2. In this example and in some of those which follow, an entity is used rather than an individual. When that is the case, the example must be read to include the entity's officers, employees and agents as prohibited sources.

3. See Question 4 of the Problems for Ethics Counselors in the OGE 1984 training materials, Questions 3 and 9 of the Case Studies in the OGE 1985 training materials, Questions 1, 7, 12, and 14 of the Case Studies in the OGE 1986 training materials, and Questions 6 and 16 of the Case Studies in the 1987 OGE training materials. These materials were used in our regional training sessions and the training sessions we have typically held in February and March of each year in Washington and were a part of the packets given to each participant.

4. "How to Keep Out of Trouble," Office of Government Ethics, January, 1986, at pp. 2-3.

5. See Informal Advisory Letters 84 x 10 and 85 x 9.

6. This concept is not to be confused with the situation where an agency has paid for an employee's admission to a conference or seminar. In those instances, an employee may participate in all events hosted by the conference organizers as a part of the paid admission. Receptions and dinners hosted by someone other than the conference sponsor but held at the same time in order to invite all or a portion of the conference participants must be analyzed separately because they are not a part of the paid conference admission.

7. There are other statutes which deal with the offer and acceptance of gratuities when the employees involved are carrying out functions under specific statutes.
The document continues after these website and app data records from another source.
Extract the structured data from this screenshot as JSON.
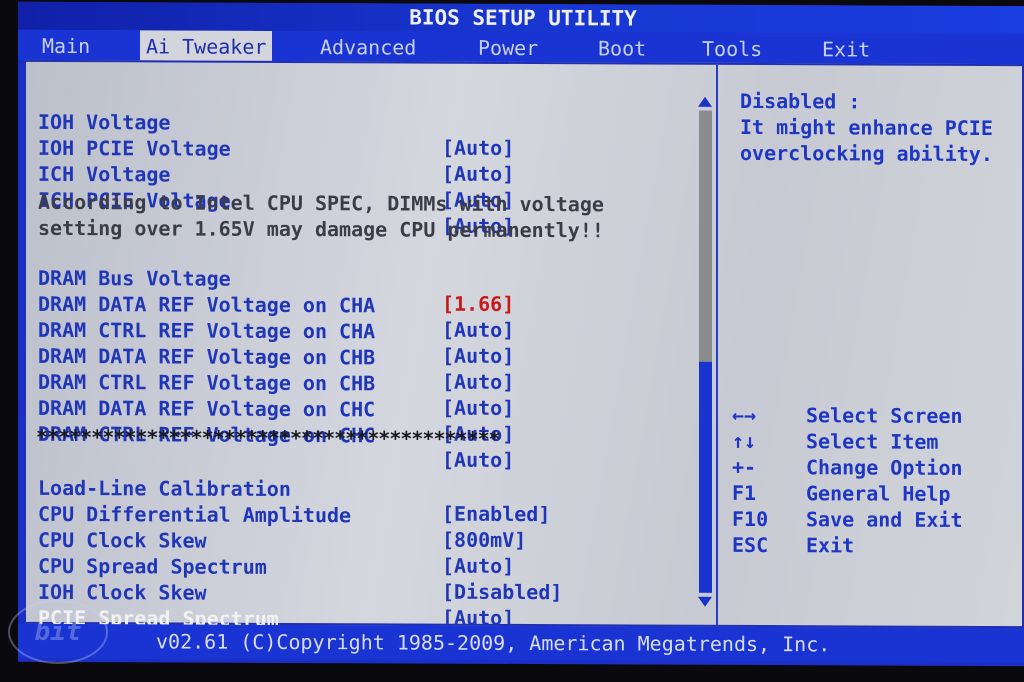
{
  "title": "BIOS SETUP UTILITY",
  "tabs": [
    {
      "label": "Main",
      "active": false
    },
    {
      "label": "Ai Tweaker",
      "active": true
    },
    {
      "label": "Advanced",
      "active": false
    },
    {
      "label": "Power",
      "active": false
    },
    {
      "label": "Boot",
      "active": false
    },
    {
      "label": "Tools",
      "active": false
    },
    {
      "label": "Exit",
      "active": false
    }
  ],
  "settings_top": [
    {
      "label": "IOH Voltage",
      "value": "[Auto]"
    },
    {
      "label": "IOH PCIE Voltage",
      "value": "[Auto]"
    },
    {
      "label": "ICH Voltage",
      "value": "[Auto]"
    },
    {
      "label": "ICH PCIE Voltage",
      "value": "[Auto]"
    }
  ],
  "warning": {
    "line1": "According to Intel CPU SPEC, DIMMs with voltage",
    "line2": "setting over 1.65V may damage CPU permanently!!"
  },
  "settings_dram": [
    {
      "label": "DRAM Bus Voltage",
      "value": "[1.66]",
      "highlight": "red"
    },
    {
      "label": "DRAM DATA REF Voltage on CHA",
      "value": "[Auto]"
    },
    {
      "label": "DRAM CTRL REF Voltage on CHA",
      "value": "[Auto]"
    },
    {
      "label": "DRAM DATA REF Voltage on CHB",
      "value": "[Auto]"
    },
    {
      "label": "DRAM CTRL REF Voltage on CHB",
      "value": "[Auto]"
    },
    {
      "label": "DRAM DATA REF Voltage on CHC",
      "value": "[Auto]"
    },
    {
      "label": "DRAM CTRL REF Voltage on CHC",
      "value": "[Auto]"
    }
  ],
  "separator": "******************************************",
  "settings_bottom": [
    {
      "label": "Load-Line Calibration",
      "value": "[Enabled]"
    },
    {
      "label": "CPU Differential Amplitude",
      "value": "[800mV]"
    },
    {
      "label": "CPU Clock Skew",
      "value": "[Auto]"
    },
    {
      "label": "CPU Spread Spectrum",
      "value": "[Disabled]"
    },
    {
      "label": "IOH Clock Skew",
      "value": "[Auto]"
    },
    {
      "label": "PCIE Spread Spectrum",
      "value": "[Disabled]",
      "selected": true
    }
  ],
  "scrollbar": {
    "position_fraction": 0.52
  },
  "help": {
    "line1": "Disabled :",
    "line2": "It might enhance PCIE",
    "line3": "overclocking ability."
  },
  "keys": [
    {
      "key": "←→",
      "desc": "Select Screen"
    },
    {
      "key": "↑↓",
      "desc": "Select Item"
    },
    {
      "key": "+-",
      "desc": "Change Option"
    },
    {
      "key": "F1",
      "desc": "General Help"
    },
    {
      "key": "F10",
      "desc": "Save and Exit"
    },
    {
      "key": "ESC",
      "desc": "Exit"
    }
  ],
  "footer": "v02.61 (C)Copyright 1985-2009, American Megatrends, Inc.",
  "watermark": "bit",
  "colors": {
    "frame_blue": "#1a34d4",
    "panel_gray": "#c9ccd6",
    "text_blue": "#2036b8",
    "value_red": "#c81818",
    "selected_white": "#f2f2f4"
  }
}
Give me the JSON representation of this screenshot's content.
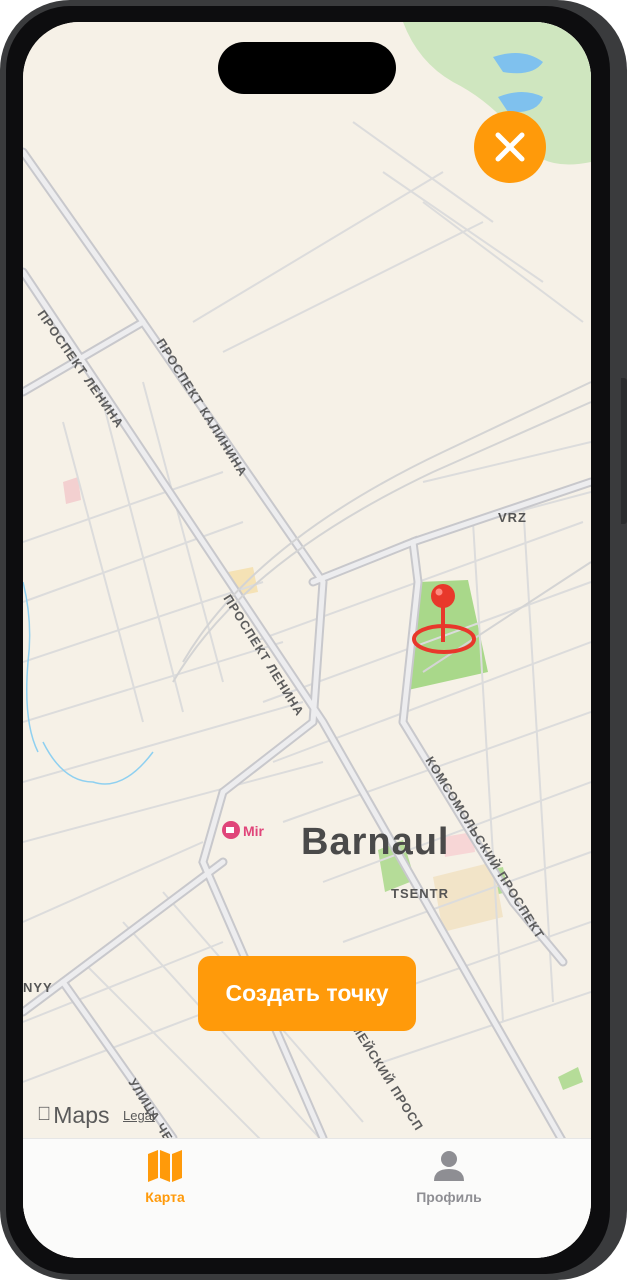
{
  "map": {
    "city_label": "Barnaul",
    "district_label": "TSENTR",
    "area_label_vrz": "VRZ",
    "area_label_nyy": "NYY",
    "poi_label": "Mir",
    "streets": {
      "lenina_upper": "ПРОСПЕКТ ЛЕНИНА",
      "kalinina": "ПРОСПЕКТ КАЛИНИНА",
      "lenina_middle": "ПРОСПЕКТ ЛЕНИНА",
      "komsomolsky": "КОМСОМОЛЬСКИЙ ПРОСПЕКТ",
      "bottom_prospekt": "МЕЙСКИЙ ПРОСП",
      "bottom_ulitsa": "УЛИЦА ЧЕ"
    },
    "attribution_brand": "Maps",
    "attribution_legal": "Legal",
    "accent_color": "#ff9a0a",
    "pin_color": "#e8382b",
    "park_color": "#a9d88a"
  },
  "actions": {
    "create_point_label": "Создать точку"
  },
  "tabbar": {
    "items": [
      {
        "label": "Карта",
        "icon": "map-icon",
        "active": true
      },
      {
        "label": "Профиль",
        "icon": "person-icon",
        "active": false
      }
    ]
  }
}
For example, see 7 U.S.C. § 87(a) (grain inspection), 21 U.S.C. § 622 (meat inspection), and 18 U.S.C. §§ 212 and 213 (bank examination). These types of statutes are not addressed in this memorandum but should be considered when counseling affected employees.

8. It is important to note that Executive Order 11222 is recognized as related and is reprinted in its entirety immediately following section 201 of Title 18, United States Code.

9. For purposes of this memorandum, a matter in which an employee has a financial interest is a matter in which he or she, his or her spouse, minor child, partner, organization in which he or she serves as an officer, director, trustee, partner, or employee, or any person or organization with whom he or she is negotiating or has any arrangement concerning prospective employment, has a financial interest.